When Nike announced they’d be providing bespoke kits for those going to the World Cup and that their designs would showcase the heritage of those nations Canada might have been eagerly awaiting what the sport’s company produced for them. Queue deflation. Both kits are monochromatic, the home apparel red, the away white… let’s be honest they’re boring as anything, plainer than water and… sorry, we fell asleep looking at them.
Having recently signed a new kit deal with Le Coq Sportif, we knew Cameroon‘s Indomitable Lionesses would not be wearing Puma’s rather bold number from last year but with time ticking down it didn’t seem like the kit would ever actually drop. But then, just before the start of the tournament, it did. Huzzah.
The good news for New Zealand is, if they forget to bring their home kits, they can just pop out and buy some plain white t-shirts and no one would be the wiser. Both home and away feature the eponymous Fern on the sleeve, the choice of silver something the contrasts the black away shirt and gives a much needed pop, the use of silver on the white shirt an exercise in redundancy.
When your team’s nickname is “Orange” there’s only one way you can go with your home kit. It also means that people who aren’t fans of neon coloured kits are never going to be clambering to buy them. The Netherlands‘ retro diamond design subtly opens into a tulip across the chest – another delicately done kit from Nike that will loose all of it’s character to those more than four yards away – but we do like it. The seafoam away shirt features an upwards pointing gradient that if copied onto an orange home kit would unquestionably make every player look like a salmon. The blue makes a nice change from the bright orange but it lacks a certain gravitas.
Group F: USA – Thailand – Chile – Sweden
The USA’s home kit is white. We’re not going to beat around the bush, it’s the same as England’s, the only difference the minimal accents, you guessed it, red and blue instead of the red and black used by the Lionesses. Nike don’t even get an F for effort. The USA away kit, again quite the contrast, again uses a red pallet and again has a bit of a weird texture woven into the pattern. A long way from the English rose, the USWNT’s away shirt looks like a Jasper Johns screen print, the all too recognisable American flag folded over itself to give a striking look of the stars and stripes.
As kit manufacturers go, Warrix is likely not one most are familiar with but we’re not entirely sold on what the Thai company has put out for the Thailand team. The home shirt a v-neck (good) plain blue (not so good) offering, the away shirt a red and navy horizontal stripe affair that looks more like a charity shop jumper than football kit.
The Chile home shirt is the same tired Nike 2018 template we’ve seen far too often around the world, it’s red, the accents are blue and the sleeves have that weird electric thing going on; yawn. The away shirt is mostly white with gradiated blue and red stripes, it’s the not the worst kit out there but it’s not the most inspiring either, we could take it or very much leave it.

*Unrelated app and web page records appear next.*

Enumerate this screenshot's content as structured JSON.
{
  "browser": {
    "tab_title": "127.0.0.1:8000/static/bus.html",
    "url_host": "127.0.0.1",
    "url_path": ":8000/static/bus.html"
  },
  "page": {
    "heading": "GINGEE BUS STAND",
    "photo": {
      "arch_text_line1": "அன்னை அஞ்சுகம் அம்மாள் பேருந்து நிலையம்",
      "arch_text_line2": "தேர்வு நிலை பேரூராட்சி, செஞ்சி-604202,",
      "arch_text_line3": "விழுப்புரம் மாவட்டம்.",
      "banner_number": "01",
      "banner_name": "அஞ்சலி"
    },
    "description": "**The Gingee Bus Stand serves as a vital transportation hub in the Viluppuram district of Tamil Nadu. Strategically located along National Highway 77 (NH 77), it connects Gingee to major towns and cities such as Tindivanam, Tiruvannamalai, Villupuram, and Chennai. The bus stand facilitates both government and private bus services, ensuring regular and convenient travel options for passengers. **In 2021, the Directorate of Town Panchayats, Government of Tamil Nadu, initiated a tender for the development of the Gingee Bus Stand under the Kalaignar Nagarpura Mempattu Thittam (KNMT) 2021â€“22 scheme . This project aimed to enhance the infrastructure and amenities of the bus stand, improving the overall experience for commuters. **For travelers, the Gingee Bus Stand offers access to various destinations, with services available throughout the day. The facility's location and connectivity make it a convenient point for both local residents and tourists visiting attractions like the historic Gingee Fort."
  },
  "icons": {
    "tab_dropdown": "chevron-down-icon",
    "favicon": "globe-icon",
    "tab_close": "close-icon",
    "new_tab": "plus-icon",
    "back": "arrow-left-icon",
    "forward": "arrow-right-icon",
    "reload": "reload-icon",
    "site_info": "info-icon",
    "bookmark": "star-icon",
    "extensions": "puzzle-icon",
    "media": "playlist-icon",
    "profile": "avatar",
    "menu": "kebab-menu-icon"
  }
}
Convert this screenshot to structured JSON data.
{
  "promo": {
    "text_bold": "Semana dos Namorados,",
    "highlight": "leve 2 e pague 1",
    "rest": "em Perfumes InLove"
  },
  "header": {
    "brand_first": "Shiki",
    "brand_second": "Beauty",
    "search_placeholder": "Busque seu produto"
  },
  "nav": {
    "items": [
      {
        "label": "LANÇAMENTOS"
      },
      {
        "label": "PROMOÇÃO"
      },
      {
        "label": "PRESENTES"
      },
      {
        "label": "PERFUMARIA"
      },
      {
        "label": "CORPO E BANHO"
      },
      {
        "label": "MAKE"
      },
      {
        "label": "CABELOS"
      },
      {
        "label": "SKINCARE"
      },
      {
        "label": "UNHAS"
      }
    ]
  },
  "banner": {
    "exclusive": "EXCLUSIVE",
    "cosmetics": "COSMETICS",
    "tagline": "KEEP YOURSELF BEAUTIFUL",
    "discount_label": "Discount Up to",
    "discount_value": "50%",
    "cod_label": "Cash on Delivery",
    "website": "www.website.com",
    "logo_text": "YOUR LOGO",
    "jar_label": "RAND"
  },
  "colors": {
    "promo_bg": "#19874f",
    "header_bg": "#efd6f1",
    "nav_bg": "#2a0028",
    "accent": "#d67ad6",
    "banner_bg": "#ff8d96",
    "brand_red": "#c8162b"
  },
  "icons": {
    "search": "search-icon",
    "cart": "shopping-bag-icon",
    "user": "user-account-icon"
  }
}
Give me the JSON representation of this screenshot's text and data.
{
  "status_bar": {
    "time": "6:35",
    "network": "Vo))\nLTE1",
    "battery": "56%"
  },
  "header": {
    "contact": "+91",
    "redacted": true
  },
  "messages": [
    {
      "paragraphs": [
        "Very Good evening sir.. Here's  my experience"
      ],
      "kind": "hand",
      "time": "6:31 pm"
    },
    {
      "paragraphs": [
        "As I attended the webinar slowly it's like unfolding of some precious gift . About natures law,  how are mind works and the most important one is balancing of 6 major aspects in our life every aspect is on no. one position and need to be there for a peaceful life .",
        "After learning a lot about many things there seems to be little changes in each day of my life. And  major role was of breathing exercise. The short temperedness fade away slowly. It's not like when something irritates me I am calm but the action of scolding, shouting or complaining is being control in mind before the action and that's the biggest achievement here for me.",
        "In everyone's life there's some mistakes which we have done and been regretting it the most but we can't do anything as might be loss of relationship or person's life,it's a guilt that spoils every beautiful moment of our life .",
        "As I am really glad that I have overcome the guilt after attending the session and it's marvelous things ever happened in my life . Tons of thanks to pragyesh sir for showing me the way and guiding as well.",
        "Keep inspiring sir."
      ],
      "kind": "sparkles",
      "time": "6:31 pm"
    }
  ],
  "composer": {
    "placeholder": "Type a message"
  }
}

Sweden round out the 24 as Adidas makes another appearance with yet another throwback and back to 1994 we go. Some people really like this one, some people really don’t… and we’re in the latter category. Maybe the biggest issue is the kit it’s nostalgically brought back was a bit of a one to forget, Adidas’ penchant for the thin horizontal lines don’t really enhance what wasn’t great to begin with. The intended look falls flat and it ends up looking like backpack straps. The away kit the last to use the Tiro 19 template and again, because the colours used (dark blue and lighter blue) are so different to every other offering, it remains a distinct look from say Spain and we’d rather wear it than Sweden’s home shirt. Here’s Sofia Jakobsson looking sort of sultry in it.
What do you think?